Back at IslandWood, preparations for the next day’s celebration of “Faux Christmas Morning” were underway until late into the night. Since most of us are leaving the island for winter break, we decided (after checking on each grad’s holiday preferences) to have a mock Christmas morning, giving us a chance to share time and presents and family traditions. Clad in cheerful pajamas, we all gathered in the commons this morning bearing home-made brunch treats and Secret Santa gifts. These weren’t your typical store-bought presents: there was a song, a painting, a story, home-made books and ceramics, and a giant marshmallow duck, to name just a few. The morning wholly embodied the holiday spirit in its thoughtfulness and excitement for giving, and I think we each felt a true sense of thankfulness for each other and for the opportunity to share this year together in such an extraordinary place. The essence of holiday and community could only have been made more poignant by some small natural miracle, which came in the form of the first winter snow this evening.

-by Emma Levy

Thursday, December 11, 2008

Our first last

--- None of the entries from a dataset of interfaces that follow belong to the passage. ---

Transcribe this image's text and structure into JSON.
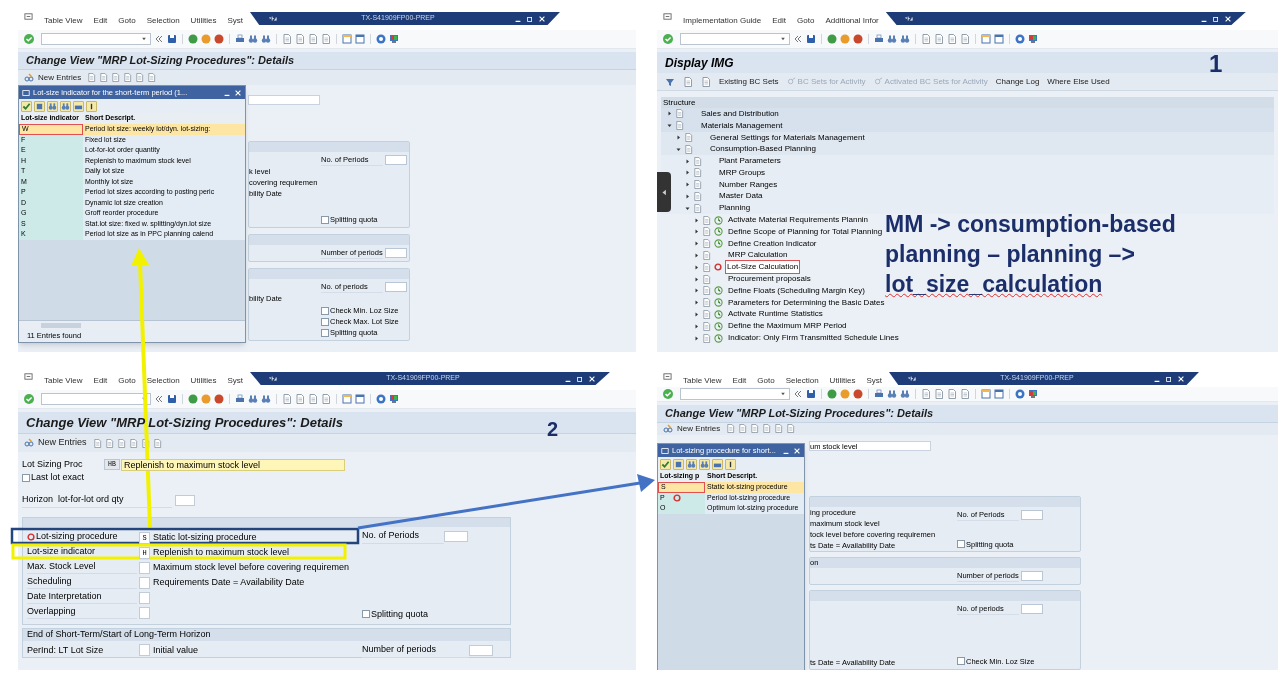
{
  "top_left": {
    "menu": [
      "Table View",
      "Edit",
      "Goto",
      "Selection",
      "Utilities",
      "Syst"
    ],
    "host": "TX-S41909FP00-PREP",
    "title": "Change View \"MRP Lot-Sizing Procedures\": Details",
    "new_entries": "New Entries",
    "popup": {
      "title": "Lot-size indicator for the short-term period (1...",
      "columns": [
        "Lot-size indicator",
        "Short Descript."
      ],
      "rows": [
        {
          "key": "W",
          "text": "Period lot size: weekly lot/dyn. lot-sizing:",
          "selected": true
        },
        {
          "key": "F",
          "text": "Fixed lot size",
          "selected": false
        },
        {
          "key": "E",
          "text": "Lot-for-lot order quantity",
          "selected": false
        },
        {
          "key": "H",
          "text": "Replenish to maximum stock level",
          "selected": false
        },
        {
          "key": "T",
          "text": "Daily lot size",
          "selected": false
        },
        {
          "key": "M",
          "text": "Monthly lot size",
          "selected": false
        },
        {
          "key": "P",
          "text": "Period lot sizes according to posting peric",
          "selected": false
        },
        {
          "key": "D",
          "text": "Dynamic lot size creation",
          "selected": false
        },
        {
          "key": "G",
          "text": "Groff reorder procedure",
          "selected": false
        },
        {
          "key": "S",
          "text": "Stat.lot size: fixed w. splitting/dyn.lot size",
          "selected": false
        },
        {
          "key": "K",
          "text": "Period lot size as in PPC planning calend",
          "selected": false
        }
      ],
      "footer": "11 Entries found"
    },
    "groups": [
      {
        "lines": [
          "k level",
          "covering requiremen",
          "bility Date"
        ],
        "fields": [
          {
            "kind": "input",
            "label": "No. of Periods"
          },
          {
            "kind": "checkbox",
            "label": "Splitting quota",
            "checked": false
          }
        ]
      },
      {
        "fields": [
          {
            "kind": "input",
            "label": "Number of periods"
          }
        ]
      },
      {
        "lines": [
          "bility Date"
        ],
        "fields": [
          {
            "kind": "input",
            "label": "No. of periods"
          },
          {
            "kind": "checkbox",
            "label": "Check Min. Loz Size",
            "checked": false
          },
          {
            "kind": "checkbox",
            "label": "Check Max. Lot Size",
            "checked": false
          },
          {
            "kind": "checkbox",
            "label": "Splitting quota",
            "checked": false
          }
        ]
      }
    ]
  },
  "top_right": {
    "menu": [
      "Implementation Guide",
      "Edit",
      "Goto",
      "Additional Infor"
    ],
    "title": "Display IMG",
    "label": "1",
    "buttons": [
      {
        "text": "Existing BC Sets",
        "disabled": false
      },
      {
        "text": "BC Sets for Activity",
        "disabled": true
      },
      {
        "text": "Activated BC Sets for Activity",
        "disabled": true
      },
      {
        "text": "Change Log",
        "disabled": false
      },
      {
        "text": "Where Else Used",
        "disabled": false
      }
    ],
    "structure_heading": "Structure",
    "tree": [
      {
        "text": "Sales and Distribution",
        "kind": "folder",
        "expanded": false,
        "selected": false
      },
      {
        "text": "Materials Management",
        "kind": "folder",
        "expanded": true,
        "selected": false,
        "children": [
          {
            "text": "General Settings for Materials Management",
            "kind": "folder",
            "expanded": false,
            "selected": false
          },
          {
            "text": "Consumption-Based Planning",
            "kind": "folder",
            "expanded": true,
            "selected": false,
            "children": [
              {
                "text": "Plant Parameters",
                "kind": "folder",
                "expanded": false,
                "selected": false
              },
              {
                "text": "MRP Groups",
                "kind": "folder",
                "expanded": false,
                "selected": false
              },
              {
                "text": "Number Ranges",
                "kind": "folder",
                "expanded": false,
                "selected": false
              },
              {
                "text": "Master Data",
                "kind": "folder",
                "expanded": false,
                "selected": false
              },
              {
                "text": "Planning",
                "kind": "folder",
                "expanded": true,
                "selected": false,
                "children": [
                  {
                    "text": "Activate Material Requirements Plannin",
                    "kind": "activity",
                    "expanded": false,
                    "selected": false
                  },
                  {
                    "text": "Define Scope of Planning for Total Planning",
                    "kind": "activity",
                    "expanded": false,
                    "selected": false
                  },
                  {
                    "text": "Define Creation Indicator",
                    "kind": "activity",
                    "expanded": false,
                    "selected": false
                  },
                  {
                    "text": "MRP Calculation",
                    "kind": "folder",
                    "expanded": false,
                    "selected": false
                  },
                  {
                    "text": "Lot-Size Calculation",
                    "kind": "folder",
                    "expanded": false,
                    "selected": true,
                    "clicked": true
                  },
                  {
                    "text": "Procurement proposals",
                    "kind": "folder",
                    "expanded": false,
                    "selected": false
                  },
                  {
                    "text": "Define Floats (Scheduling Margin Key)",
                    "kind": "activity",
                    "expanded": false,
                    "selected": false
                  },
                  {
                    "text": "Parameters for Determining the Basic Dates",
                    "kind": "activity",
                    "expanded": false,
                    "selected": false
                  },
                  {
                    "text": "Activate Runtime Statistics",
                    "kind": "activity",
                    "expanded": false,
                    "selected": false
                  },
                  {
                    "text": "Define the Maximum MRP Period",
                    "kind": "activity",
                    "expanded": false,
                    "selected": false
                  },
                  {
                    "text": "Indicator: Only Firm Transmitted Schedule Lines",
                    "kind": "activity",
                    "expanded": false,
                    "selected": false
                  }
                ]
              }
            ]
          }
        ]
      }
    ],
    "note": [
      "MM -> consumption-based",
      "planning – planning –>",
      "lot_size_calculation"
    ]
  },
  "bottom_left": {
    "menu": [
      "Table View",
      "Edit",
      "Goto",
      "Selection",
      "Utilities",
      "Syst"
    ],
    "host": "TX-S41909FP00-PREP",
    "title": "Change View \"MRP Lot-Sizing Procedures\": Details",
    "label": "2",
    "new_entries": "New Entries",
    "lot_sizing_proc": {
      "label": "Lot Sizing Proc",
      "key": "HB",
      "value": "Replenish to maximum stock level"
    },
    "last_lot_exact": {
      "label": "Last lot exact",
      "checked": false
    },
    "horizon": {
      "label": "Horizon  lot-for-lot ord qty"
    },
    "short_term": {
      "rows": [
        {
          "label": "Lot-sizing procedure",
          "key": "S",
          "value": "Static lot-sizing procedure",
          "clicked": true
        },
        {
          "label": "Lot-size indicator",
          "key": "H",
          "value": "Replenish to maximum stock level"
        },
        {
          "label": "Max. Stock Level",
          "value": "Maximum stock level before covering requiremen"
        },
        {
          "label": "Scheduling",
          "value": "Requirements Date = Availability Date"
        },
        {
          "label": "Date Interpretation"
        },
        {
          "label": "Overlapping"
        }
      ],
      "periods_label": "No. of Periods",
      "splitting_quota": {
        "label": "Splitting quota",
        "checked": false
      }
    },
    "end_short_term": {
      "heading": "End of Short-Term/Start of Long-Term Horizon",
      "label": "PerInd: LT Lot Size",
      "value": "Initial value",
      "periods_label": "Number of periods"
    }
  },
  "bottom_right": {
    "menu": [
      "Table View",
      "Edit",
      "Goto",
      "Selection",
      "Utilities",
      "Syst"
    ],
    "host": "TX-S41909FP00-PREP",
    "title": "Change View \"MRP Lot-Sizing Procedures\": Details",
    "new_entries": "New Entries",
    "top_field": "um stock level",
    "popup": {
      "title": "Lot-sizing procedure for short...",
      "columns": [
        "Lot-sizing p",
        "Short Descript."
      ],
      "rows": [
        {
          "key": "S",
          "text": "Static lot-sizing procedure",
          "selected": true
        },
        {
          "key": "P",
          "text": "Period lot-sizing procedure",
          "selected": false,
          "clicked": true
        },
        {
          "key": "O",
          "text": "Optimum lot-sizing procedure",
          "selected": false
        }
      ]
    },
    "groups": [
      {
        "lines": [
          "ing procedure",
          "maximum stock level",
          "tock level before covering requiremen",
          "ts Date = Availability Date"
        ],
        "fields": [
          {
            "kind": "input",
            "label": "No. of Periods"
          },
          {
            "kind": "checkbox",
            "label": "Splitting quota",
            "checked": false
          }
        ]
      },
      {
        "heading": "on",
        "fields": [
          {
            "kind": "input",
            "label": "Number of periods"
          }
        ]
      },
      {
        "lines": [
          "ts Date = Availability Date"
        ],
        "fields": [
          {
            "kind": "input",
            "label": "No. of periods"
          },
          {
            "kind": "checkbox",
            "label": "Check Min. Loz Size",
            "checked": false
          }
        ]
      }
    ]
  }
}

Today the 12 grads in my cohort finished up their last field- teaching week of 2008. We will have a two- week winter break, to return on January 6, but the faces of the cohorts (what we call the two groups grads are divided into) will be different. We will be shuffled around, and Cohort A will never be all together again! For a moment it felt a little sad, and Denise, a faculty member, commented at our Debrief Lunch, "It's your first last!" We snapped this group photo at the Friendship Circle this morning as we were waiting for our students to arrive from the lodges. We are all clad in knit hats, scarves, and sweaters (under our rain gear) because Thursday is "theme day"; we add a secret, silly theme to our attire on those last days of the teaching week to make ourselves laugh even more than we already do.

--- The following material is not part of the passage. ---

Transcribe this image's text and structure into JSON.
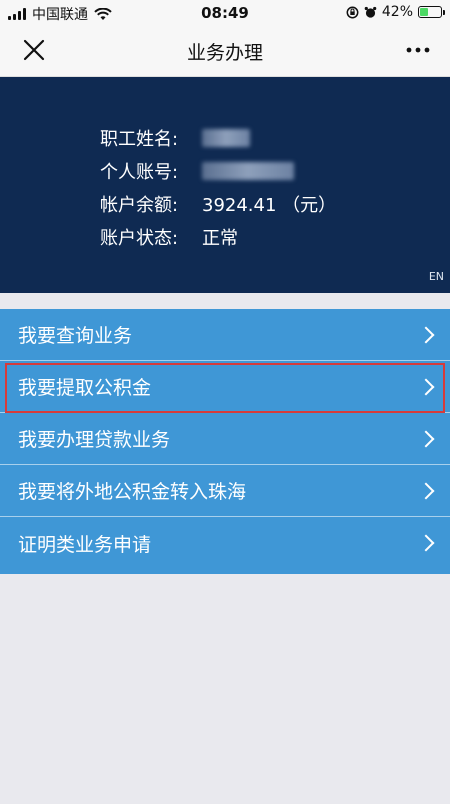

Thursdays in the IslandWood School Overnight Program are always bittersweet, as we get ready to say goodbye to the kids we've been spending our time with all week. So this Thursday was especially poignant since all us grads are getting ready to pack up and send off too. Pat, a fellow grad, and I were the "liaisons" for the two schools that visited, White Center Heights and Greenwood Elementaries, so we acted as the sort-of "masters of ceremonies" at all those gatherings in the Circle (an amphitheater around a campfire in the woods). It was sort-of our job to set the tone, get the kids excited, and make sure everything ran smoothly all week. So I may be a little biased when I say this, but I felt it was a really positive, fun, and rewarding week! We said goodbye to the kids with a closing song we call "Canoes", which is about wayfaring canoers singing to each other as they approach and then pass each other in the night. "Naaa na na na na --- Wayyyy ohhh ---," we sang. And the week ended with smiles on all our faces.

Monday, December 1, 2008

Grad-style family Thanksgiving

Some of us stuck around IslandWood for Thanksgiving; for many of us it was the first time we'd spent it away from home. (I'm one of them). Just like my family's big, loud gatherings back in South Shore Massachusetts, there was tons of delicious food, football- and movie-watching, tests of throwing skill (bottle caps in this case), and heated board game contests. I think we all pretty much felt at home. Some exceptions though: we cooked all of it! And, fortunately for us, since the grad housing is within IslandWood's 255-acre forest, we were able to stave off food coma by foraying out onto the trails in night hike fashion. No flashlights, just us in the woods with our digesting tummies. We slipped into 5th-grader mode here and there on the way to the suspension bridge over the ravine, with comments such as "Is it lodge time yet?" "No pushing!" "Does Sasquatch live at IslandWood?" "Aah! A ditch!". After three months of teaching in the field, we've heard it all, and the kid-mentality tends to rub off on us a from time to time. We made it back in one piece though, without getting eaten by bears, feeling refreshed and almost, maybe, possibly ready for dessert.